- _How to complete this task_
Work out how many lines of the entries have the word "reset" in them. Respond with that number only.
(Beginning of Given data)
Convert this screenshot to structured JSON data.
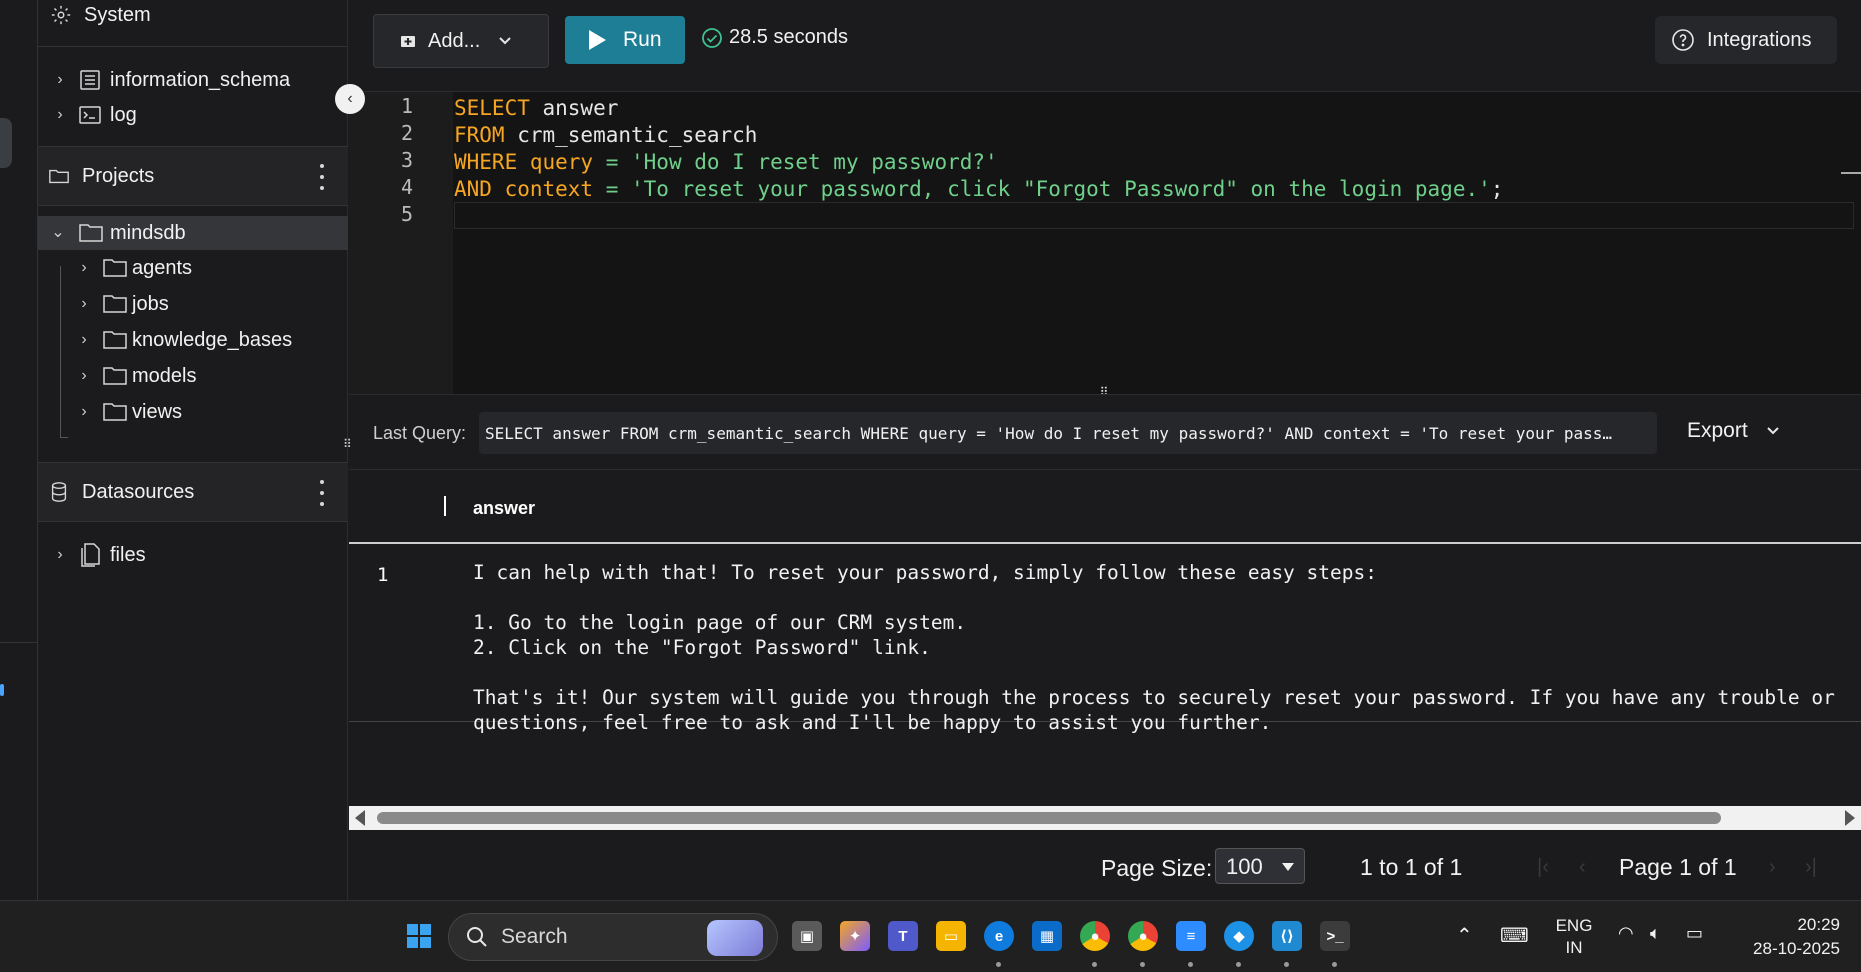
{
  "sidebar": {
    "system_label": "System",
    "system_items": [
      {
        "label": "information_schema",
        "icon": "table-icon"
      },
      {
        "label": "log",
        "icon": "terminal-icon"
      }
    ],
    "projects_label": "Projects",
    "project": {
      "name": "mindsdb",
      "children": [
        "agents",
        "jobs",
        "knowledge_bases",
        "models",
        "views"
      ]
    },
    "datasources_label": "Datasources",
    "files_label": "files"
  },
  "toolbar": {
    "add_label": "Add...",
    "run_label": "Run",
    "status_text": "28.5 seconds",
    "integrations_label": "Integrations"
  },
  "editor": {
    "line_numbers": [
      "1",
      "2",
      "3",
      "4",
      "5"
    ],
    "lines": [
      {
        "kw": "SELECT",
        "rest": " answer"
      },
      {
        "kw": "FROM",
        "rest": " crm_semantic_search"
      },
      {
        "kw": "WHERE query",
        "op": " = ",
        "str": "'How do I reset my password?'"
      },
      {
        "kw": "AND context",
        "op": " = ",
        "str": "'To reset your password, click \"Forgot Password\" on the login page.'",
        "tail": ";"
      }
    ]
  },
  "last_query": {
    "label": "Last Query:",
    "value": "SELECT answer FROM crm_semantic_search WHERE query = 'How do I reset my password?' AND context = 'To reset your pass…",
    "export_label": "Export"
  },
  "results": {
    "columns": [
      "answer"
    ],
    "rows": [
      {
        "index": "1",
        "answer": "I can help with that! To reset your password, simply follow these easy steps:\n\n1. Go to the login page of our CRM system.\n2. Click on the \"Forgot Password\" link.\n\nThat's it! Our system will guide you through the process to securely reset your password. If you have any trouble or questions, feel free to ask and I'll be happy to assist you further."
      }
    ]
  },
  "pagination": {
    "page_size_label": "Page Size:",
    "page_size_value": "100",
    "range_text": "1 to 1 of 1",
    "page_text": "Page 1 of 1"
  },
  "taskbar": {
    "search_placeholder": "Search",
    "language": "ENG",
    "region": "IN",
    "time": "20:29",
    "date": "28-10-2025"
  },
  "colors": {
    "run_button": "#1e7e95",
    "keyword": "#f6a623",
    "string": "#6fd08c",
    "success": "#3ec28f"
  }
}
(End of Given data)
- _Written solution_
4